All Cattle born at Savin Hill are finished on the farm at between 24 to 30 months old and such has been the demand for the meat that the Partingtons have developed good relationships with other British White breeders around the country who now supply them with finished animals to the same standards as their own.
“We were unable to cope with the demand for beef with our own cattle and by taking them off other breeders this has encouraged people either to expand their herds or to go into the breed.
“Our over-riding philosophy with the business is about pure traditional native breeds and sustainably farming in this country which is something that a lot of people are struggling to do in the current climate of change.
“By us creating a market for a quality product, consumers can support these breeds and hopefully encourage sufficient numbers of the animals and make it viable to farm them in this country.”
With the cattle taking at least three years to produce (from conception to the final cuts of quality meat), the small acreage at Savin Hill has not been able to cope with the demand, but the faster turn-around time for the pigs has enabled them to develop this side of the meat business. “We have won several awards for our Middle White home-produced pork which is all born, bred and reared on our farm”.
Pigs are eight to 10 months old at finishing with the Middle Whites weighing 65-80kg and the Saddlebacks will be 85kg-plus.
Meat has always been sold direct to get the best price through farmers’ markets and fine food fairs in Lancashire and the Manchester area and now there is an increasing demand for wholesale meat direct to restaurants which Michelle plans to develop.

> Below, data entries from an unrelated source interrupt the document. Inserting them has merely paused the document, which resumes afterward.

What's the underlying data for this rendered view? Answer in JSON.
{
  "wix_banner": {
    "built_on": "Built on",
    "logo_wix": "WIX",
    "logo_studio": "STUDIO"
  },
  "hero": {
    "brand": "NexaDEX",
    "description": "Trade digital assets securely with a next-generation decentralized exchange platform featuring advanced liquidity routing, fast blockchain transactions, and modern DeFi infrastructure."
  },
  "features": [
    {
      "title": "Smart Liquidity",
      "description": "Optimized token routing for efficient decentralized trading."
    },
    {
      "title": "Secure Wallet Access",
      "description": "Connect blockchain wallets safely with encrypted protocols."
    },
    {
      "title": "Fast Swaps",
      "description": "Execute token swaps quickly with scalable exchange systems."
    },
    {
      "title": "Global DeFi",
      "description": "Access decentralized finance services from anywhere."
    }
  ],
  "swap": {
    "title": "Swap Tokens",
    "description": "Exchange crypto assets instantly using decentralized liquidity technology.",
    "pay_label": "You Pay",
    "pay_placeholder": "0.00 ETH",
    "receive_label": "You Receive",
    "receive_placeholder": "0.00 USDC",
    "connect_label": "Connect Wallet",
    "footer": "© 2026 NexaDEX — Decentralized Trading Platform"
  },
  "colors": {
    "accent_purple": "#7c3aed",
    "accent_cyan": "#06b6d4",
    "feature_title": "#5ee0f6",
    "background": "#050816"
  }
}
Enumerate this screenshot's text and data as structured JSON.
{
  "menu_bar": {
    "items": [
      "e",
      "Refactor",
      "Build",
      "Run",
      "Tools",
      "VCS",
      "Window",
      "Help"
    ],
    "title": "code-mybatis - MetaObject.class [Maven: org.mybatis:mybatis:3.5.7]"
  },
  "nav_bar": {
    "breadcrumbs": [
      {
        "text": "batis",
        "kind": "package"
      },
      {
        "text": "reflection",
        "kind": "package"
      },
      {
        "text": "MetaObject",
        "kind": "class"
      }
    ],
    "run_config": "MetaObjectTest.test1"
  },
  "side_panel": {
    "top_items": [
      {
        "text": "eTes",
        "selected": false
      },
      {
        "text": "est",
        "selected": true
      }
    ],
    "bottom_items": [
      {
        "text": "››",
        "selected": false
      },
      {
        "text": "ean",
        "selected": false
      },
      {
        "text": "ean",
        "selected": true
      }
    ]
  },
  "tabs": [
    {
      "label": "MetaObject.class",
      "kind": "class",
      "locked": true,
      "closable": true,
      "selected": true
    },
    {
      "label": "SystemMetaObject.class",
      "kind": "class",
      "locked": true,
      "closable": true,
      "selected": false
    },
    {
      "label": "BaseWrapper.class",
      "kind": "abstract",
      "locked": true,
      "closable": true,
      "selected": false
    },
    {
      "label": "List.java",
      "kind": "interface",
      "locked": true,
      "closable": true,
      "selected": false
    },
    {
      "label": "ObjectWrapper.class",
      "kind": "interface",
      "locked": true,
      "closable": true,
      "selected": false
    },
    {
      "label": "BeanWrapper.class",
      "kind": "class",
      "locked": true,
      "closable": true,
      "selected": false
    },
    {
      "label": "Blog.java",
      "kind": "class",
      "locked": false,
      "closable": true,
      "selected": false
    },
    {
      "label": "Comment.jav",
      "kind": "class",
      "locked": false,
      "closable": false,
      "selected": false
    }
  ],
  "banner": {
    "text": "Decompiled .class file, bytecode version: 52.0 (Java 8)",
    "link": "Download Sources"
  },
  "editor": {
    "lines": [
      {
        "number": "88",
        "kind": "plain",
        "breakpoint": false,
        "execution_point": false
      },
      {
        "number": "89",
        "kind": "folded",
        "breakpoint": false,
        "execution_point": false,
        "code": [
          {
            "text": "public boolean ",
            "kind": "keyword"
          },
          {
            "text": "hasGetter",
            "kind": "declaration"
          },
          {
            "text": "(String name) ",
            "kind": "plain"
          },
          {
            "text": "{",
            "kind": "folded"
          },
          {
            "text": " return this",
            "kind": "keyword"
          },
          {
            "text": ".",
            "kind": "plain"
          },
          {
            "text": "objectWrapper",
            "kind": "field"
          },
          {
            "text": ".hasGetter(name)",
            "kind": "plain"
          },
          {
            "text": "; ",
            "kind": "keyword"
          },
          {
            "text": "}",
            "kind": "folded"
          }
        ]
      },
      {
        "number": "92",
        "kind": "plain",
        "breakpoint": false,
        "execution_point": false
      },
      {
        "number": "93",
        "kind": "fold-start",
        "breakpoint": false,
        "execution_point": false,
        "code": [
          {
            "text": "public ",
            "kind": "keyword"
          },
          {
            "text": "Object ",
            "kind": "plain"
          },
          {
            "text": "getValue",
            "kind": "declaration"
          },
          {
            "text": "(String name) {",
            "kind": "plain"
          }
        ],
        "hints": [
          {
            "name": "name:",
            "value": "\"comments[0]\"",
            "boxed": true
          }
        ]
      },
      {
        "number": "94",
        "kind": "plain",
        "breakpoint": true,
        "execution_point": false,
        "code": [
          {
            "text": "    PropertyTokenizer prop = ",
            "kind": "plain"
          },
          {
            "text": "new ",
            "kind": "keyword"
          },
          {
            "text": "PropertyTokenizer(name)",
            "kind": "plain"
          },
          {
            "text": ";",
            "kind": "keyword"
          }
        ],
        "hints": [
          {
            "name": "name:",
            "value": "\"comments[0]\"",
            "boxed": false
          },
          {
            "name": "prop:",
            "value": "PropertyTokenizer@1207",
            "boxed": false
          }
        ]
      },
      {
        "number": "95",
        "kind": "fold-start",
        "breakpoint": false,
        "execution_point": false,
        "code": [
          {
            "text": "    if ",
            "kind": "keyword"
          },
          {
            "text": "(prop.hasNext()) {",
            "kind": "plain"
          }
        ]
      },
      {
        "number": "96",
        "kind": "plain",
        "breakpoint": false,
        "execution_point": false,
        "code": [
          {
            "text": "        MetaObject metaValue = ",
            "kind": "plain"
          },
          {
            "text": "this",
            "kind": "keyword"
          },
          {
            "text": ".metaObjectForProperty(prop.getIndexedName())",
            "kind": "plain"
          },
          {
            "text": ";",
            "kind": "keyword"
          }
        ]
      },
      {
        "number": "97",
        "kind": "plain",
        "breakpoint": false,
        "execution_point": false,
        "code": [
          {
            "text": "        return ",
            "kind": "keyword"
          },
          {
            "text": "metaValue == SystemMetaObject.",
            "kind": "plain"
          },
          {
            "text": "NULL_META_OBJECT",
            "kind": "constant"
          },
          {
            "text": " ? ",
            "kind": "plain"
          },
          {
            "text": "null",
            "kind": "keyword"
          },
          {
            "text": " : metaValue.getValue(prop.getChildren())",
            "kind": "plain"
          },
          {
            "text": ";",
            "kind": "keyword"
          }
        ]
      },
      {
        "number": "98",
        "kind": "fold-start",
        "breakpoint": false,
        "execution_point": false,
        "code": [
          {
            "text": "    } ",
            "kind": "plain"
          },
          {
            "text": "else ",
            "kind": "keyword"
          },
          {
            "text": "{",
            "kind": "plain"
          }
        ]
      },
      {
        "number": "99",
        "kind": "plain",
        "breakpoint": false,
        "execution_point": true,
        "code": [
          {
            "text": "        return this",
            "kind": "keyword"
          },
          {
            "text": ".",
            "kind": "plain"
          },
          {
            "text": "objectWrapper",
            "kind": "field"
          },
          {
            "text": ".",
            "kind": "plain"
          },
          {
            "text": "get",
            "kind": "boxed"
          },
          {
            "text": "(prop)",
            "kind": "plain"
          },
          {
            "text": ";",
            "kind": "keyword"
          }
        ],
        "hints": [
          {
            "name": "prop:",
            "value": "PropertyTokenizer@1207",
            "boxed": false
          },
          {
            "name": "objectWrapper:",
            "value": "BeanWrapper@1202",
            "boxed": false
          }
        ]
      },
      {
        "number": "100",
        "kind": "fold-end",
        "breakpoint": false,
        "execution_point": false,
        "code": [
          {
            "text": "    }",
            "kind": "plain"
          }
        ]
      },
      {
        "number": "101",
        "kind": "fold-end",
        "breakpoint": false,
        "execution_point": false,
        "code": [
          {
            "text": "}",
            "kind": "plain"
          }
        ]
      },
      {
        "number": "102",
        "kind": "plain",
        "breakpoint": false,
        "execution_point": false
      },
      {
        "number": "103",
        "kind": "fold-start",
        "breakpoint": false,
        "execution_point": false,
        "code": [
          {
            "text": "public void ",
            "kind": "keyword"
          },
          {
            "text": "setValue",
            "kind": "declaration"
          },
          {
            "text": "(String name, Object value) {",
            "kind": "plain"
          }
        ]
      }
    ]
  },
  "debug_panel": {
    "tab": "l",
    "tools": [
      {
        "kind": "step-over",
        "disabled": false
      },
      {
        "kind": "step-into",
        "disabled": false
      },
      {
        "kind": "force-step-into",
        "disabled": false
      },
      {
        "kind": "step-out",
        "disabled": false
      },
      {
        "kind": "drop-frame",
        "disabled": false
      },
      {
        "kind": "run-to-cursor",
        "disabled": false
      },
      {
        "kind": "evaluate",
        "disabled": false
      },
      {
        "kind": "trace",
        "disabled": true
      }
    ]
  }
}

On average, one head of Savin Hill's cattle is put through the system each month but this can rise to up to 10 during November and December when other breeders help meet the demand.
A further six pigs on average are used each week.
|British White cattle at Savin Hill|
Michelle’s partner Paul Etherington, who has 20 years’ experience as a butcher, cuts the meat in the on-farm premises to include shin, skirt, loins, legs and belly.
Quality ready-prepared meats are also sold such as loin of pork stuffed with basil and fresh sage, pork fillets wrapped in pancetta, stuffed belly pork with apricot and ginger.
The Saddlebacks are used for bacon and their trim is used in the sausages which have around a 90 per cent meat content. They are made without preservatives or artificial flavourings and colourings.
Meat from the Middle Whites, a traditional pork pig, will continue to be used for the fresh pork cuts and the trim will go into speciality pies including Pork and Lyth Valley Damson.
“We all love to eat good food – it’s an important thing for us. My mum’s side of the family were in farming. Her grand-parents used to sell eggs and milk on Blackburn market.
“We have been brought up to think that quality food is important. These days there are too many flavour enhancers, artificial preservatives and colourings being used in foods,” says Michelle, who enjoys being able to talk to her customers about what is in their products and how the meats are naturally-reared.